The bottom line? Authors can look forward to a continued chipping away at their share of income from books. The only possible response? Agents will have to work even hard to get higher and higher advances, turning more and more books into effective buyouts. My advice to clients now would have to be to never count on royalties and look at them as “found money” when they come in.
Alternatively, authors can just say “no.” “No” is the most powerful word in any negotiation and only when enough authors are willing to tell a publisher that they will not do business on terms that are so unfavorable will publishers come to change their terms.
I suspect that, as time marches on, we will see publishers become more and more like the movie business. They will pay similar advances as they do now, but insist on all rights and NO royalties. Until book authors have something like the WGA to negotiate on behalf of all writers for minimum terms, publishers will continue to lower the terms for authors.
But the same can be said of publishers needing to just say no...to Amazon and B&N and Walmart. At some point, publishers have to simply say to these accounts that they cannot sell them books at the terms they are demanding. Will this reduce the marketplace? I doubt any of them will stop selling books. Maybe they will order a few less, and return even fewer. That could be a positive thing for publishers.
What bothers me most about the marketplace today is how willing and eager publishers are to take money from authors to make up what they give away to the accounts. How can they complain about the “demands” of agents seeking higher advances when they work so hard to ensure that authors will never see royalties?
Perhaps we’ll see a groundbreaking publisher arise, one that operates on net royalties and only sells non-returnable, but with a reasonable royalty split, e.g., 20%/25%/30% or even just 50% of net. Everyone believes that there are MEGA-authors who already have such “partnership” deals with publishers. Why couldn’t it work for all authors? Of course, we’d end up back in the Hollywood model, arguing over definitions of “net,” but perhaps it would still be an improvement. On paper, at least.

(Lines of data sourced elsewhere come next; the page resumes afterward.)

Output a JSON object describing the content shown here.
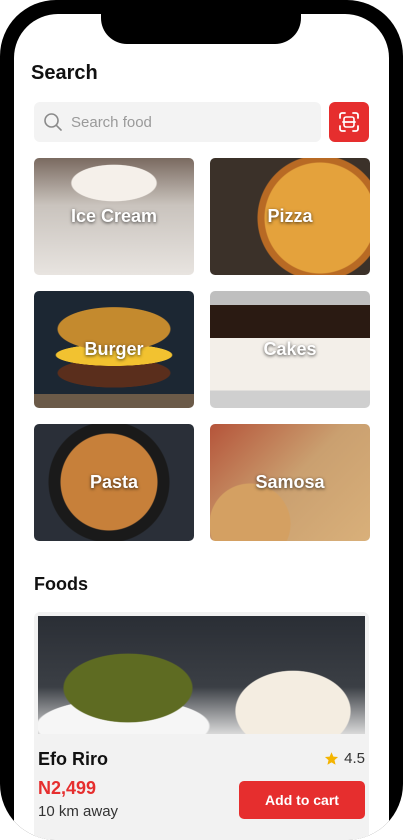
{
  "header": {
    "title": "Search"
  },
  "search": {
    "placeholder": "Search food",
    "scan_icon": "scan-icon",
    "search_icon": "search-icon"
  },
  "categories": [
    {
      "label": "Ice Cream"
    },
    {
      "label": "Pizza"
    },
    {
      "label": "Burger"
    },
    {
      "label": "Cakes"
    },
    {
      "label": "Pasta"
    },
    {
      "label": "Samosa"
    }
  ],
  "foods": {
    "title": "Foods",
    "items": [
      {
        "name": "Efo Riro",
        "rating": "4.5",
        "price": "N2,499",
        "distance": "10 km away",
        "button": "Add to cart"
      }
    ]
  },
  "colors": {
    "accent": "#e62e2e",
    "star": "#f4b400"
  }
}
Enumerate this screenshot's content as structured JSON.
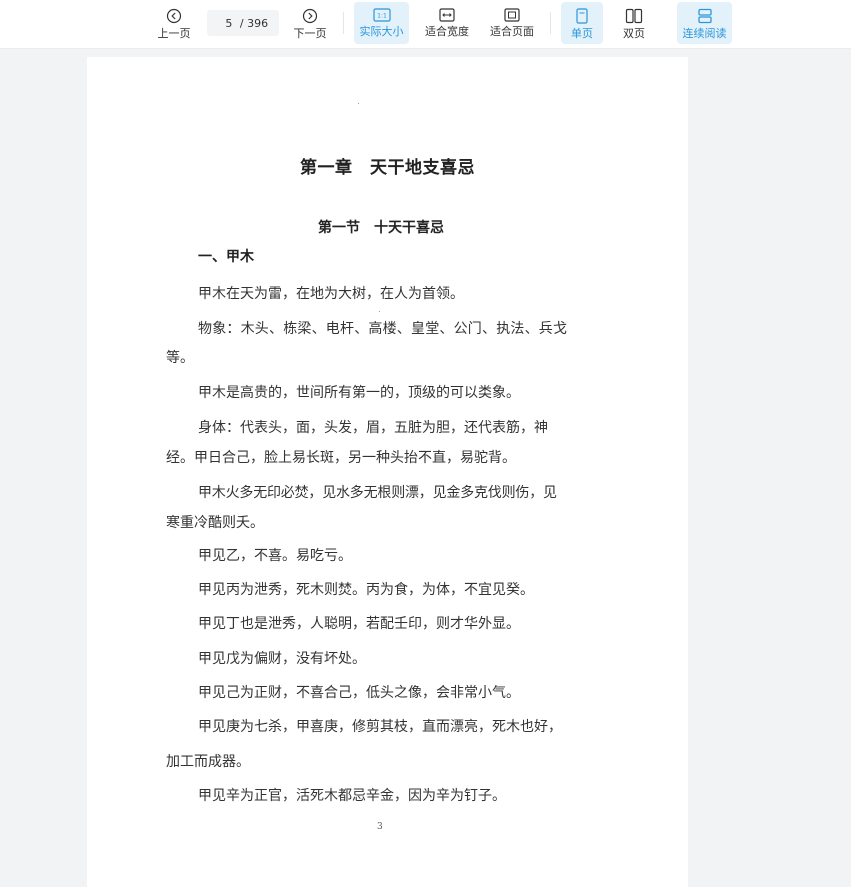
{
  "toolbar": {
    "prev_label": "上一页",
    "next_label": "下一页",
    "current_page": "5",
    "total_pages": "/ 396",
    "actual_size_label": "实际大小",
    "actual_size_icon_text": "1:1",
    "fit_width_label": "适合宽度",
    "fit_page_label": "适合页面",
    "single_page_label": "单页",
    "double_page_label": "双页",
    "continuous_label": "连续阅读",
    "accent_color": "#2a97d8",
    "active_bg": "#e3f1fb"
  },
  "document": {
    "chapter_title": "第一章　天干地支喜忌",
    "section_title": "第一节　十天干喜忌",
    "sub_title": "一、甲木",
    "lines": [
      "甲木在天为雷，在地为大树，在人为首领。",
      "物象：木头、栋梁、电杆、高楼、皇堂、公门、执法、兵戈",
      "等。",
      "甲木是高贵的，世间所有第一的，顶级的可以类象。",
      "身体：代表头，面，头发，眉，五脏为胆，还代表筋，神",
      "经。甲日合己，脸上易长斑，另一种头抬不直，易驼背。",
      "甲木火多无印必焚，见水多无根则漂，见金多克伐则伤，见",
      "寒重冷酷则夭。",
      "甲见乙，不喜。易吃亏。",
      "甲见丙为泄秀，死木则焚。丙为食，为体，不宜见癸。",
      "甲见丁也是泄秀，人聪明，若配壬印，则才华外显。",
      "甲见戊为偏财，没有坏处。",
      "甲见己为正财，不喜合己，低头之像，会非常小气。",
      "甲见庚为七杀，甲喜庚，修剪其枝，直而漂亮，死木也好，",
      "加工而成器。",
      "甲见辛为正官，活死木都忌辛金，因为辛为钉子。"
    ],
    "page_number": "3"
  }
}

I realize this is not the rosiest prediction of publishing’s future, but I will continue to do what I’ve always done: work as hard as I can to get the best deals I can for my clients. And all I can ask of you is to write the best books you can...yearly!
My best wishes to you and your families for a happy and healthy New Year!